The entry point for a user is ats-tls, which node depends on the service and user IP address:
|TLS termination layer||SSL handshake timeout||connect timeout (origin server)||TTFB (origin server)||successive reads (origin server)||Keepalive timeout (client)|
|ats-tls||60 seconds||3 seconds||180 seconds||180 seconds||120 seconds|
|nginx (deprecated)||60 seconds (nginx default value)||10 seconds (nginx default value)||180 seconds||180 seconds (same config parameter as TTFB)||60 seconds|
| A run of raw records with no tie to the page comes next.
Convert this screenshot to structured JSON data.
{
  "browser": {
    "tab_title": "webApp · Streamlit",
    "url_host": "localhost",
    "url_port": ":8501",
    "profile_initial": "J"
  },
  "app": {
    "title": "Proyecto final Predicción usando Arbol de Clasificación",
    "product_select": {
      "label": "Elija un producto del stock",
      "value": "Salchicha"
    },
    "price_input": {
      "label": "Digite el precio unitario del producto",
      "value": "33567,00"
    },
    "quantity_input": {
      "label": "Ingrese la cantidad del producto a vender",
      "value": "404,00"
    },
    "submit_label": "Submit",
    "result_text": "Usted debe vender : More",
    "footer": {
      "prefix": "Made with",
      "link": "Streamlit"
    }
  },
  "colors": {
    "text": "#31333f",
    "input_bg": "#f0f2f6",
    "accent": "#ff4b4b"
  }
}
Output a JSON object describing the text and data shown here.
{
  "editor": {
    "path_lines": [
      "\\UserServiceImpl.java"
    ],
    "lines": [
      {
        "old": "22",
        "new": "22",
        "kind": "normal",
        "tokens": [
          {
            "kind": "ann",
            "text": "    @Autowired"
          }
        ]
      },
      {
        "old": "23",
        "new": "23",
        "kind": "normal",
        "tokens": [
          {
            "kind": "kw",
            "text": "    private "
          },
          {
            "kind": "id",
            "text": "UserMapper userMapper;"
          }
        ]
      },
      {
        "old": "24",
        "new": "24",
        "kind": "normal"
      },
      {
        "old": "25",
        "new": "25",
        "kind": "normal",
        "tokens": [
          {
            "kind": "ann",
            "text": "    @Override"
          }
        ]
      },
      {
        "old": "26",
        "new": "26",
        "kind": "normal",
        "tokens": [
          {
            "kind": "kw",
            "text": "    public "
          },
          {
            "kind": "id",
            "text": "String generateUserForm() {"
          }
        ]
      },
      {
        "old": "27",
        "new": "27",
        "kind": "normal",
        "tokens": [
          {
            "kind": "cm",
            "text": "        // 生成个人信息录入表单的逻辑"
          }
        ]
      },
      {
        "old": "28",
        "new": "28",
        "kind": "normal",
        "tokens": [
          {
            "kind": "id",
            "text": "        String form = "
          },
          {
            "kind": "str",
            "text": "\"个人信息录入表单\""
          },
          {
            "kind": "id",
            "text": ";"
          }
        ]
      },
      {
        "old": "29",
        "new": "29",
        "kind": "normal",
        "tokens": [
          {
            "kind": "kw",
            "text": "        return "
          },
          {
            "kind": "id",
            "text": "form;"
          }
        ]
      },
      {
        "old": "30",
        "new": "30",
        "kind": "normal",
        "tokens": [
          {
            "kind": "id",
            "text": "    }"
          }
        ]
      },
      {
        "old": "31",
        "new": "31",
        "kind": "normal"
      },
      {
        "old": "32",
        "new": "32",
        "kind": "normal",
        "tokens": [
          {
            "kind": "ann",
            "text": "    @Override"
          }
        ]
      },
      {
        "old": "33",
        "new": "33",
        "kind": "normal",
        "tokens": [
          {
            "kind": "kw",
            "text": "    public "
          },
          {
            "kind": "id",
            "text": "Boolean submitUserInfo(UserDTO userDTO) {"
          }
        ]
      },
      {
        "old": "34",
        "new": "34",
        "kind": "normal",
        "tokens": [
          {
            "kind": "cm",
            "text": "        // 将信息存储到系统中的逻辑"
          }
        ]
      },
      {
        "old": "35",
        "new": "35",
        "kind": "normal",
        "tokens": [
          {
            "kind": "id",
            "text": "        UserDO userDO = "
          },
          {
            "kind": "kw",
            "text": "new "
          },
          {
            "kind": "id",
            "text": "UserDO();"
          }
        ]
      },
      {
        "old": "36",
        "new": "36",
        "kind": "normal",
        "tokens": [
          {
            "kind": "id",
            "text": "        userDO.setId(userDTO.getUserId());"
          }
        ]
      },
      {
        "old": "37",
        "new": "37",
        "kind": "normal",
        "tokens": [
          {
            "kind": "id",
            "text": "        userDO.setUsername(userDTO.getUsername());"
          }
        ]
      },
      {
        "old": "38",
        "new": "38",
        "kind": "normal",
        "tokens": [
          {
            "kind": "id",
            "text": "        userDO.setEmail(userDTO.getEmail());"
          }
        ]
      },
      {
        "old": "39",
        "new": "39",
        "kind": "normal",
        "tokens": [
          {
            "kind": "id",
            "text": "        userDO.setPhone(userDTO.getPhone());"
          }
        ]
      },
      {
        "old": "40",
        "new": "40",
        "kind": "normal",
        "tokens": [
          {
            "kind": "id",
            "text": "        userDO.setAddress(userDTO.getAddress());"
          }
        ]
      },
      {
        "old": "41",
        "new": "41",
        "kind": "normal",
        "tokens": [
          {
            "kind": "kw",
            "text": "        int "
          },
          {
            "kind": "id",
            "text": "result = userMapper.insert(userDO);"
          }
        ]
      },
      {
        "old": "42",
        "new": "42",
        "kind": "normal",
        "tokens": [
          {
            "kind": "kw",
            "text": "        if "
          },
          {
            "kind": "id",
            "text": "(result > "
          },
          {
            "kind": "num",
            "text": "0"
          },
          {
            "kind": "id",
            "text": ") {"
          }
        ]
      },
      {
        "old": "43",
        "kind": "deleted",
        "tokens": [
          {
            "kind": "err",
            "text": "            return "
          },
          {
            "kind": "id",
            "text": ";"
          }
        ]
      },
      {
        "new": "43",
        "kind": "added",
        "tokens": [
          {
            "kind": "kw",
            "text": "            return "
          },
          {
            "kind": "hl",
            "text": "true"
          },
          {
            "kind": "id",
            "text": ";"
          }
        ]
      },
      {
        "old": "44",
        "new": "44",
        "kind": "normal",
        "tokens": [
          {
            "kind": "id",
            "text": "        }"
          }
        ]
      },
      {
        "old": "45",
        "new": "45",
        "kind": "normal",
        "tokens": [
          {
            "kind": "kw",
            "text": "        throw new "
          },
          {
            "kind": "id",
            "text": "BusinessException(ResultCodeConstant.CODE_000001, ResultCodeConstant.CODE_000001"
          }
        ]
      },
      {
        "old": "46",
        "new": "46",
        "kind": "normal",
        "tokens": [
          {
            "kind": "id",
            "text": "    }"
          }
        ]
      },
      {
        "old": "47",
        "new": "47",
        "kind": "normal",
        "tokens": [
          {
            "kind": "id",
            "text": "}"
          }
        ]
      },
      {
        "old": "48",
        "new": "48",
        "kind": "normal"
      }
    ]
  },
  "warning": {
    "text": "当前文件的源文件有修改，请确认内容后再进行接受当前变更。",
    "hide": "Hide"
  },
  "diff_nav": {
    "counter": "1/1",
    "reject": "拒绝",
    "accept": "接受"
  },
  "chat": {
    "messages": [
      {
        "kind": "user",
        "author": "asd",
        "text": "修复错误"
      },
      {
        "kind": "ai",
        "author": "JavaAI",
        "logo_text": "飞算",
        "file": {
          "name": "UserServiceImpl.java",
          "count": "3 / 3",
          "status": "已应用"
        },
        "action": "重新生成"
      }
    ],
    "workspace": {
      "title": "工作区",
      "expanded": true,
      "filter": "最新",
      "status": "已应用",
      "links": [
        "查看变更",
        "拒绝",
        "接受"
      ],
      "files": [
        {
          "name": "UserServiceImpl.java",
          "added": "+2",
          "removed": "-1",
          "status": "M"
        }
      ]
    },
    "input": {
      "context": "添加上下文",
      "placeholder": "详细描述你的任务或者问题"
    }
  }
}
Currently a big difference between nginx and ats-tls can be found on how they handle POST requests. nginx buffers the whole request completely before relying it to the origin (varnish-frontend) while ats-tls doesn't buffer it and relays the connection to varnish-frontend as soon as possible. On nginx, the timeout to fulfil the POST body is 60 seconds between read operations, this is the default value and it isn't explicitly configured.
Our caching system is split in two layers (frontend, and backend). There is one implementation of the frontend layer (varnish) and one implementation of the backend layer (ats-be).
|caching layer||connect timeout||TTFB||successive reads|
|varnish-frontend||3 seconds (text) / 5 seconds (upload)||65 seconds (text) / 35 seconds (upload)||33 seconds (text) / 60 seconds (upload)|
|ats-backend||10 seconds||180 seconds||180 seconds|
After leaving the backend caching layer, the request reaches the appserver. Here are described the timeouts that apply to appservers and api:
|Nginx (TLS)||180 seconds (appserver, api, parsoid) / 1200 seconds (jobrunner) / 86400 seconds (videoscaler).
|Envoy (TLS/ats-be requests)||1 second (connect timeout) / 65 seconds (route timeout)
|Apache||202 seconds (appserver, api, parsoid) / 1202 seconds (jobrunner) / 86402 seconds (videoscaler).
|php-fpm||201 seconds (appservers) / 201 seconds (api) / 201 seconds (parsoid) / 86400 seconds (jobrunner, videoscaler).
|PHP||210 seconds (appserver, api, parsoid) / 1200 seconds (jobrunner, videoscaler).
|MediaWiki||60 seconds (GET) / 200 seconds (POST) / 1200 seconds (jobrunner) / 86400 seconds (videoscaler).
This is configured using php-excimer
The app server timeouts might be larger than the ones on the caching layer, this is mainly to properly service internal clients.
request_timeoutsetting the maximum time php-fpm will spend processing a request before terminating the worker process. This exists as a last-resort to kill PHP processes even if a long-running C function is not yielding to Excimer and/or if PHP raised
max_execution_timesetting in php.ini measures CPU time (not wall clock time), and does not include syscalls.
- Note that unlike all other settings, for videoscalers this setting is far lower than the higher-level timeouts (20min vs 24h). This is a compromise to prevent regular jobs from being able to spend 24h on the CPU, which would be very unexpected (as they share the same php-fpm configuration). Videoscaling jobs are expected to spend most of their time transcoding videos, which happens through syscalls so this is fine.
- This is controlled by the
ExcimerTimerinterval value, in wmf-config/set-time-limit. Upon reaching the timeout, php-excimer will throw a
WMFTimeoutExceptionexception once the current syscall returns.